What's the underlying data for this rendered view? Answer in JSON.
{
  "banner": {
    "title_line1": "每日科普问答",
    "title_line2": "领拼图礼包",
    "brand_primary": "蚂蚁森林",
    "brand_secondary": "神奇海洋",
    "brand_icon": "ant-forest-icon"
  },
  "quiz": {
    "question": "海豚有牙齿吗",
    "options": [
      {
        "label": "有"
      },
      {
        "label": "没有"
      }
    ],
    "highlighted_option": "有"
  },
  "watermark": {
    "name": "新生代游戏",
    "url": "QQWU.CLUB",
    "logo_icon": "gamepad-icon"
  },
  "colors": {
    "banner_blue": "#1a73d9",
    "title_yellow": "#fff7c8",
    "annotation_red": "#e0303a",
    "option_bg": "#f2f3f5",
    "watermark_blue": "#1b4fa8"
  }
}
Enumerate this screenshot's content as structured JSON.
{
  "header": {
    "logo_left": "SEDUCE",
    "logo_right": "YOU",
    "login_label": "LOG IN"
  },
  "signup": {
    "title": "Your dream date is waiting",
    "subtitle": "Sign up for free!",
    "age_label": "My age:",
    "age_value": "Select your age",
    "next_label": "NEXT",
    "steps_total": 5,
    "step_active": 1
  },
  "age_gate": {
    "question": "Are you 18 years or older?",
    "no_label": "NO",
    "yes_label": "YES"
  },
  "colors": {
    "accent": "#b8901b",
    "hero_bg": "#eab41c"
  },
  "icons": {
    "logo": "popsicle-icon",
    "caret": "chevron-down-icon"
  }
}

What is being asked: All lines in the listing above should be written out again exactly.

Output of the exercise:
What's the underlying data for this rendered view? Answer in JSON.
{
  "banner": {
    "title_line1": "每日科普问答",
    "title_line2": "领拼图礼包",
    "brand_primary": "蚂蚁森林",
    "brand_secondary": "神奇海洋",
    "brand_icon": "ant-forest-icon"
  },
  "quiz": {
    "question": "海豚有牙齿吗",
    "options": [
      {
        "label": "有"
      },
      {
        "label": "没有"
      }
    ],
    "highlighted_option": "有"
  },
  "watermark": {
    "name": "新生代游戏",
    "url": "QQWU.CLUB",
    "logo_icon": "gamepad-icon"
  },
  "colors": {
    "banner_blue": "#1a73d9",
    "title_yellow": "#fff7c8",
    "annotation_red": "#e0303a",
    "option_bg": "#f2f3f5",
    "watermark_blue": "#1b4fa8"
  }
}
Enumerate this screenshot's content as structured JSON.
{
  "header": {
    "logo_left": "SEDUCE",
    "logo_right": "YOU",
    "login_label": "LOG IN"
  },
  "signup": {
    "title": "Your dream date is waiting",
    "subtitle": "Sign up for free!",
    "age_label": "My age:",
    "age_value": "Select your age",
    "next_label": "NEXT",
    "steps_total": 5,
    "step_active": 1
  },
  "age_gate": {
    "question": "Are you 18 years or older?",
    "no_label": "NO",
    "yes_label": "YES"
  },
  "colors": {
    "accent": "#b8901b",
    "hero_bg": "#eab41c"
  },
  "icons": {
    "logo": "popsicle-icon",
    "caret": "chevron-down-icon"
  }
}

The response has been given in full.